7. Since Israel is a democracy, the repatriation of Palestinians and the patriation of their offspring would mean national suicide. By vote, the land would quickly become yet another Muslim state, with consequent relegation of Jews to the margins, and worse. As Britain's chief rabbi, Jonathan Sacks, put it, "Today there are 82 Christian nations and 56 Muslim ones, but only one Jewish one; in a country smaller than the Kruger National Park [in South Africa], one quarter of one per cent of the land mass of the Arab world."
Now we're to believe that the real victims are the Palestinians, who resisted legal Jewish settlement from the start, rejected the U.N.'s two-state solution in favor of war in 1948, cheered the Arab invaders, rejected compensation, supported the foes of Israel in war after war, and turned every fresh gain in territory into a new launch pad for terrorist raids and missiles. We're told to support the "peace process" with nations, many of whom draw on the Koran to disparage Jews as "apes and swine," and with Hamas, whose covenant declares the entirety of Palestine a Muslim endowment.
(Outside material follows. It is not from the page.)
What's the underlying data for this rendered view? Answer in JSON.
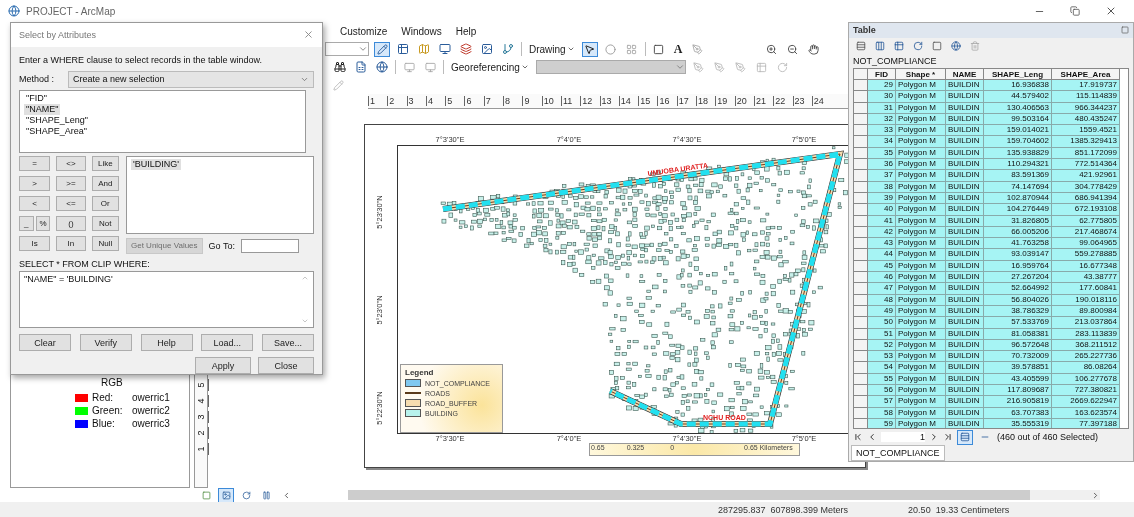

God loves the Palestinian people. And so should we. But it is not the counsel of love to indulge the political cause of those who seek to erase Israel from the map.
Mark Coppenger is director of the Nashville, Tenn., extension center for Southern Baptist Theological Seminary and professor of Christian apologetics at Southern Baptist Theological Seminary in Louisville, Ky. Get Baptist Press headlines and breaking news on Twitter (@BaptistPress), Facebook (Facebook.com/BaptistPress ) and in your email ( baptistpress.com/SubscribeBP.asp).